Political subjects only appeared in the master’s program. It was at this juncture where the topics relating to the Commonwealth relations with the state, government authority, peoples’ rights, and other disciplines relating to the temper of the times were offered. At this point, the students were expected to have practical knowledge and sense of their positions as citizens.
The assumption was that they were to be responsible citizens who could embrace their ethics, civil and natural laws (Pulliam & Van, 2007). The moral philosophy courses that were on offer for all the college students were geared to equip students with more knowhow of their rights. Surprisingly, these courses were taught by the president. The discipline had more of political science as well as civil government plans.
Thus, the early American elementary and college curriculum was closely modeled after the 18th-century curriculum of the Cambridge University. During the last part of the 18th century, even though, we observe that the schools and colleges started showing deviation from the old patterns in many significant ways. Tutorial systems prepared the way to the curriculum with tutorial assignments per subjects.
There was an enhancement of science, political education, and modern foreign languages that found their way in the current curriculum. The methodology in the disputation of syllogistic was also replaced by daily exercises with less rigid regulations of procedures and a wider range of disciplines (Pulliam & Van, 2007).
Fraser, J. W. (2014). The school in the United States: A documentary history
Pulliam, J. D., & Van, P. J. J. (2007). History of education in America.
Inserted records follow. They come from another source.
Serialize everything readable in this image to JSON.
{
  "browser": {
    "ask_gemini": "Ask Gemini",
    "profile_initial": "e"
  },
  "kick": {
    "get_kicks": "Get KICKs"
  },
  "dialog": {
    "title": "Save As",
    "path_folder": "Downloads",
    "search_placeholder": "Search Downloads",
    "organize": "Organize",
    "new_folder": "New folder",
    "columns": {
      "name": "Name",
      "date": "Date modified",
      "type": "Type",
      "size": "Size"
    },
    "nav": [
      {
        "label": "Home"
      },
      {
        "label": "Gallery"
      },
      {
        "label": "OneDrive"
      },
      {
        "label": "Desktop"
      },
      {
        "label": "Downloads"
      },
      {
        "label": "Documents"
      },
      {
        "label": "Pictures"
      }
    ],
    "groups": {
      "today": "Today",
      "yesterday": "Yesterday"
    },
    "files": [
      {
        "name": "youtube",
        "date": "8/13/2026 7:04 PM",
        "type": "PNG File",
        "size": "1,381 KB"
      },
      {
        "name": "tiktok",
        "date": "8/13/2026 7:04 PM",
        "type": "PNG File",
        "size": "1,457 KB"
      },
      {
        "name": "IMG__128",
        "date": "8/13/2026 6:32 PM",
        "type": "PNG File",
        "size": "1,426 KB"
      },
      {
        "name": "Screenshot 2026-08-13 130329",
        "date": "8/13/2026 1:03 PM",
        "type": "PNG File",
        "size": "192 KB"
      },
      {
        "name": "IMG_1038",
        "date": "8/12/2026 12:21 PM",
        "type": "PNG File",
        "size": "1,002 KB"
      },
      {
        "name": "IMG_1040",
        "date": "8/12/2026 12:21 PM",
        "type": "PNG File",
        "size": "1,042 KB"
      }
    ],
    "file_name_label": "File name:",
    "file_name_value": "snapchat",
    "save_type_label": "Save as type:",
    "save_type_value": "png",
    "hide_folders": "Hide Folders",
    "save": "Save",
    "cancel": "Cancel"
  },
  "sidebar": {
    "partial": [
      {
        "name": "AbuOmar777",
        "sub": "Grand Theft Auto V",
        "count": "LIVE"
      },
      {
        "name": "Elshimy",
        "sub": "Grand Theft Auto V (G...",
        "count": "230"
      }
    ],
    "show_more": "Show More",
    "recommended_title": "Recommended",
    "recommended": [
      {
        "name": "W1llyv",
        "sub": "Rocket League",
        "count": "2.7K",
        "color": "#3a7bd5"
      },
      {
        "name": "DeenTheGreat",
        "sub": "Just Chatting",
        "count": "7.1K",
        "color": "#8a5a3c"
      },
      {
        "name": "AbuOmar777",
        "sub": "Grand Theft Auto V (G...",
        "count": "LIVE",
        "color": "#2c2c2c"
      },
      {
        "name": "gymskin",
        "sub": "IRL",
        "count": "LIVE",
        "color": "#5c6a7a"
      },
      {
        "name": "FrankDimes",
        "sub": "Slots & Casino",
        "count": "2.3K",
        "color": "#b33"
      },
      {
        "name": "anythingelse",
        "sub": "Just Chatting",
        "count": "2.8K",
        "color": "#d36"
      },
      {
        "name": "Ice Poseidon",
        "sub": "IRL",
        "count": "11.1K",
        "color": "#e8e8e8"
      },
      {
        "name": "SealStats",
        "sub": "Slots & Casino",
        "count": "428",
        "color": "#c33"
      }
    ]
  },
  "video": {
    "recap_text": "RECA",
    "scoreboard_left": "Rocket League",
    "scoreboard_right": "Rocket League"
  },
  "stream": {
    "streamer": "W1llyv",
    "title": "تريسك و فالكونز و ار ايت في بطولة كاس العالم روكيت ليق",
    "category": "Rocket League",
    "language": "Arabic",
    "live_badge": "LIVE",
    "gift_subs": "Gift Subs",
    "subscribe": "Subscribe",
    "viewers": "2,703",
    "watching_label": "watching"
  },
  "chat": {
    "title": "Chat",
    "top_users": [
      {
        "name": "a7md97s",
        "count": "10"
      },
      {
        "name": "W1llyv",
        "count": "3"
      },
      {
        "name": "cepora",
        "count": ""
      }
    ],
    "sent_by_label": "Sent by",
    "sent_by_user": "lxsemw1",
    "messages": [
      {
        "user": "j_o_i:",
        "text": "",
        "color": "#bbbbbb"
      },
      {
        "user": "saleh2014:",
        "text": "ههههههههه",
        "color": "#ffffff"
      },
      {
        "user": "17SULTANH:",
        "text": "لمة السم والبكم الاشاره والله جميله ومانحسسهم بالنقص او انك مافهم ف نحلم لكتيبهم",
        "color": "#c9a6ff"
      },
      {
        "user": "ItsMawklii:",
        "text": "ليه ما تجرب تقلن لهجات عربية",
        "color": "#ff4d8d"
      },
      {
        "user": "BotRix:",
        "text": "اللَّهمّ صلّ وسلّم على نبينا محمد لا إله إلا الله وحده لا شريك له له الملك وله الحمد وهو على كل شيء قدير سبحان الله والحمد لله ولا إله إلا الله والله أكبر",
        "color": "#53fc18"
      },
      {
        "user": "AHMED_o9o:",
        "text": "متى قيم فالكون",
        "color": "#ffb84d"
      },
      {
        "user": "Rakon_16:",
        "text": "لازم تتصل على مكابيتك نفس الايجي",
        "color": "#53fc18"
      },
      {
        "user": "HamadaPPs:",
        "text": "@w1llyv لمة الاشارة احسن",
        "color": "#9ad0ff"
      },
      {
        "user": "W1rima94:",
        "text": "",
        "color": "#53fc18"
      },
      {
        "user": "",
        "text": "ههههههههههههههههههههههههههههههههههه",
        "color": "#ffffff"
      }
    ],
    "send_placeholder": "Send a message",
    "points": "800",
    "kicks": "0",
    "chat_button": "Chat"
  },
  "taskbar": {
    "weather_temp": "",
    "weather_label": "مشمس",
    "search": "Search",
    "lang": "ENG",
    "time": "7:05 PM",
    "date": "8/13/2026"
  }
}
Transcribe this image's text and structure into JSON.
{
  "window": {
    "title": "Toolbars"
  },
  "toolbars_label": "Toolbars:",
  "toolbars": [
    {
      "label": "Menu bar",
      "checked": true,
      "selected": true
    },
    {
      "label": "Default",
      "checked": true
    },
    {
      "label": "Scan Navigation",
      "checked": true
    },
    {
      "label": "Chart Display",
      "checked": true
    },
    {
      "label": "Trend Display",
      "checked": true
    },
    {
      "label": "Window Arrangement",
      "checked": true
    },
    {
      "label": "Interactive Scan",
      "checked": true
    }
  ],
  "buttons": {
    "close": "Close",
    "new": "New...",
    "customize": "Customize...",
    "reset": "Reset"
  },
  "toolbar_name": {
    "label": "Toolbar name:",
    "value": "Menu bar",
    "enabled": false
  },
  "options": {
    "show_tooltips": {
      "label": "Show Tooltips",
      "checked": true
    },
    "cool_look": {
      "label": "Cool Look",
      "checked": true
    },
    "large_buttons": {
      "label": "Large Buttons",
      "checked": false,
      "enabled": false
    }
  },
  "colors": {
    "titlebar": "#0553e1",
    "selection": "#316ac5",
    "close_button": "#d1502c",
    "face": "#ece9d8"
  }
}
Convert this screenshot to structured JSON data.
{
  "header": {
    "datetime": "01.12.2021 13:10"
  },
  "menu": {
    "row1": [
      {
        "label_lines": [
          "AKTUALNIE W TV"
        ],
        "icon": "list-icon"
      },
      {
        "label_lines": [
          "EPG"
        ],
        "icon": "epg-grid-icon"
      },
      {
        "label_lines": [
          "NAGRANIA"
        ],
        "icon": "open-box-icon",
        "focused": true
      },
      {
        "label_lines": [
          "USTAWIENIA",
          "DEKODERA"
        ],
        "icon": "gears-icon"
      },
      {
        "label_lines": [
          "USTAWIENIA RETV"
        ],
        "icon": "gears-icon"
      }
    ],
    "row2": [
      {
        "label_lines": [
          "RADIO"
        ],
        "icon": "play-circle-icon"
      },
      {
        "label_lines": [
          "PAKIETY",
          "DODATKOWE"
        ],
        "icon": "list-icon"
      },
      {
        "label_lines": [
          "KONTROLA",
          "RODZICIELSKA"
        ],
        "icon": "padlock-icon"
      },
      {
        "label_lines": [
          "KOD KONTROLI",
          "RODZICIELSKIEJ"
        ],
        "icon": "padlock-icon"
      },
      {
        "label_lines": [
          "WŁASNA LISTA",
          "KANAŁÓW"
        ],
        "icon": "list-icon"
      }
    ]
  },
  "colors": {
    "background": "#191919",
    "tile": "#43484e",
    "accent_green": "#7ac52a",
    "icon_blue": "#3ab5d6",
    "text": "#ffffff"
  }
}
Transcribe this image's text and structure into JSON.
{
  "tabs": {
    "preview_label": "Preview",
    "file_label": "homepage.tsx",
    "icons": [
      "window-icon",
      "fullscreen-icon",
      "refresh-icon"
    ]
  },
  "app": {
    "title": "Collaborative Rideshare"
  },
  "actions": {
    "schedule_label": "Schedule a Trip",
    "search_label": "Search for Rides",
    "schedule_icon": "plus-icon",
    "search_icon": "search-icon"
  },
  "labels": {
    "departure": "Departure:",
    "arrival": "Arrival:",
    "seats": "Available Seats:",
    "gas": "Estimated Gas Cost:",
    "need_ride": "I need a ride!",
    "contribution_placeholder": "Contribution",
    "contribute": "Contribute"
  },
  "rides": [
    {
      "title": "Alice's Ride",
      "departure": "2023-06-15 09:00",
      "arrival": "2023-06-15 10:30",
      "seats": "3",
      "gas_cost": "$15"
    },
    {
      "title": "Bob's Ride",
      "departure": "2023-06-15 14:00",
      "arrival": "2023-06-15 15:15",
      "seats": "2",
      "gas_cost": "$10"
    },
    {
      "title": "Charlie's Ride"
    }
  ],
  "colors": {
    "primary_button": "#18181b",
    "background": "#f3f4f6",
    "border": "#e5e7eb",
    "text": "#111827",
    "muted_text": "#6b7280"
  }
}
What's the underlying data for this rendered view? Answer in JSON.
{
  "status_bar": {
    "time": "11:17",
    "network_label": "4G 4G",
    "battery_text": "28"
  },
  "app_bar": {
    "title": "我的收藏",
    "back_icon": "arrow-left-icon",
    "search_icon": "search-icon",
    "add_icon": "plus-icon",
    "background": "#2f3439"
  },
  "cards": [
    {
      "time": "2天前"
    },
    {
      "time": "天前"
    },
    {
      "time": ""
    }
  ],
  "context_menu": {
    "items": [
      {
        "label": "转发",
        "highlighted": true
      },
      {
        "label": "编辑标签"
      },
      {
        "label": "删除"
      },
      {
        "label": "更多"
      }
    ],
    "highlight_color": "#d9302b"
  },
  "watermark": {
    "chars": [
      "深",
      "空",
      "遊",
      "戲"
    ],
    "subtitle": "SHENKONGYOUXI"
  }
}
Upper Saddle River, N.J: Merrill.
Tompkins, V. (1996). American decades: 1900-1909. Detroit: Gale Research.
Hunt, T. C., & Maxson, M. M. (1981). Religion and morality in American schooling. Washington, D.C: Univ. Pr. of America